Today’s story is about the humble school tombola. Yesterday at my daughter's summer fair, I was allocated by the PTA to manage the tombola stall. There were some impressive prizes - around 25 huge hampers.
I wasn't happy about managing a tombola stand, on the principle of gambling, but by the time I found out where I was allocated it was either that or the alcohol tombola, and it really was too late to re-organise the rota. (Maybe a separate post on how to deal with impossible choices in life). After 1.5 hours on the stall, I felt deeply concerned. It started with some Year 5 and 6 kids handing over tokens to pull one ticket out. It wasn't a winner, so they handed more tokens out (2 tokens for 1 ticket, 5 tokens for 8 tickets. For five tokens it was £2.50). One pair of girls (it's a girls' school) queued around four times, each time handing over five tokens. I suggested they might like to try some other stalls where they would be certain to get prizes. They disappeared and I thought they had taken my advice. They reappeared a while later. What they had done was go to the kiosk to buy more tokens so they could keep playing.
Some adult women also came by and they too kept handing over tokens. Their faces were quite determined, serious as they picked out the tickets. They also returned several times.

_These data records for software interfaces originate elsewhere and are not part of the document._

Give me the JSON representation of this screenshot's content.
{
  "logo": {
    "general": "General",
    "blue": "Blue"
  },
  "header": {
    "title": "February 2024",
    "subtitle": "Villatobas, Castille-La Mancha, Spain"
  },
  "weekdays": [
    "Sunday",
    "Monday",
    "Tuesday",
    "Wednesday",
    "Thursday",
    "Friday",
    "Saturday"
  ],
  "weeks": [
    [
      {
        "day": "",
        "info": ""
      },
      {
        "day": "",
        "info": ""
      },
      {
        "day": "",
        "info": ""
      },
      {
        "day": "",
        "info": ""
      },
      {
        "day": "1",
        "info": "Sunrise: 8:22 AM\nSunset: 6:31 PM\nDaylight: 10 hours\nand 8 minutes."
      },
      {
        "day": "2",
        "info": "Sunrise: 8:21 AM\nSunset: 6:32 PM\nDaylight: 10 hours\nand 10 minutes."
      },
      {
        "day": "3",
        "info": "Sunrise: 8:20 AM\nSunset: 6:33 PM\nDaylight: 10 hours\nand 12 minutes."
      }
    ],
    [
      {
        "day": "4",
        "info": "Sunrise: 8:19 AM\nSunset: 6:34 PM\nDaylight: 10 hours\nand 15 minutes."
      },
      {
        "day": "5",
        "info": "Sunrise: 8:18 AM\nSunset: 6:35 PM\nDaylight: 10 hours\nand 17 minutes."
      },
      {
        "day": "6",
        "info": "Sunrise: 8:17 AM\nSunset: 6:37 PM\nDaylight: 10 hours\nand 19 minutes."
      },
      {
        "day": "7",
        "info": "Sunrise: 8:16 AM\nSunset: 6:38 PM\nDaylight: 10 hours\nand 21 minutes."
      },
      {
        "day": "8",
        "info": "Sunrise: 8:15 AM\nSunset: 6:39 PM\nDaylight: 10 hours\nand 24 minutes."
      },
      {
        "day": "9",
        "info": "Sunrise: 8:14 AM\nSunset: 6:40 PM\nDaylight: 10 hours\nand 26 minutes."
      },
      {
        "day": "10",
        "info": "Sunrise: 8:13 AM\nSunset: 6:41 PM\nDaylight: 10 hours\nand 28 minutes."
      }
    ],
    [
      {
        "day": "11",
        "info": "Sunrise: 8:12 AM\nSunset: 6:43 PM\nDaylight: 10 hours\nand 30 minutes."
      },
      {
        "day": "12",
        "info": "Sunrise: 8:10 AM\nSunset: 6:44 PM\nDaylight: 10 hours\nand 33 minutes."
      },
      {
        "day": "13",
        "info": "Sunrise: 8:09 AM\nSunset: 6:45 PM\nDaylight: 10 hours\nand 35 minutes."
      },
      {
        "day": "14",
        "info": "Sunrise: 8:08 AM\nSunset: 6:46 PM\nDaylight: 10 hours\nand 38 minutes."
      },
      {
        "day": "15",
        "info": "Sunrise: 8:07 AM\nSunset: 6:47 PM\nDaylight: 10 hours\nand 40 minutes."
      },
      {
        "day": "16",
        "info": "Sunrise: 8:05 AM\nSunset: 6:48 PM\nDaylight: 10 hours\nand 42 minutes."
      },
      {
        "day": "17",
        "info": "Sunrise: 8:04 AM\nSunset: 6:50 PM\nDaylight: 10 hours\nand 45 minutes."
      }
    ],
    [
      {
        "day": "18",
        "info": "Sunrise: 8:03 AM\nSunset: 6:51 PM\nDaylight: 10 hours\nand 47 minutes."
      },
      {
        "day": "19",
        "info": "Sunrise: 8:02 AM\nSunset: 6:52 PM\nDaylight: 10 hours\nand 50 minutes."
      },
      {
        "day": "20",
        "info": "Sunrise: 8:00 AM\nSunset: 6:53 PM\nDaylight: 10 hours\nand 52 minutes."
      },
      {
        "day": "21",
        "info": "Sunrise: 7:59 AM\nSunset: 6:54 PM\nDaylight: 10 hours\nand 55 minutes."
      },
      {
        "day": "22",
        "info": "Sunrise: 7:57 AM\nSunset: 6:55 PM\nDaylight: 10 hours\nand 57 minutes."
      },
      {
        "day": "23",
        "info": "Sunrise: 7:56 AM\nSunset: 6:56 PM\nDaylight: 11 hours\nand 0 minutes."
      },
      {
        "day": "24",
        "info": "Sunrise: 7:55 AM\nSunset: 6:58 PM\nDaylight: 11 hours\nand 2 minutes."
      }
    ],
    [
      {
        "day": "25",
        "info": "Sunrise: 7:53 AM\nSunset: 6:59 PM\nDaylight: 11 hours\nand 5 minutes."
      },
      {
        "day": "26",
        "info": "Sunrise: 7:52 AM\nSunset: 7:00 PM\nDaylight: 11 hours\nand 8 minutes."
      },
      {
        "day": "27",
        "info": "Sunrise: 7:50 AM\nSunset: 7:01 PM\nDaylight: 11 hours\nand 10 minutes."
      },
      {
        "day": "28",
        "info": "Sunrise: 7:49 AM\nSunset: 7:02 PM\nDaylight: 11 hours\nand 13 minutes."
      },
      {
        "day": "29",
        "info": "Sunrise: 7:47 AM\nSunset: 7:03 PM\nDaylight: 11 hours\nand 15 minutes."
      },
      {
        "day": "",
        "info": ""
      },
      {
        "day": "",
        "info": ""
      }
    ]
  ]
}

But it was one pair of girls from Year 6 that troubled me. They too kept returning to hand over their tokens. They too had gone to the kiosk to purchase more tokens. One of the girls was pep-talking the other "You can do it! You're amazing!" I understand the cheerleading, but in a game of chance it seemed strange that the encouragement of choice was around skill. Like previous players, when I noted that the tenor of their engagement was disturbing I encouraged them to go to other stalls. They probably spent £30+, staggering at a school fair and for pre-teen children. I asked them why they kept coming back. "Because you've got a chance". I felt depressed, these adults and children were exhibiting signs of gambling addiction. The tombola is a fair staple, but should we be more cautious about the habits it instills? What do you think? And what would you do?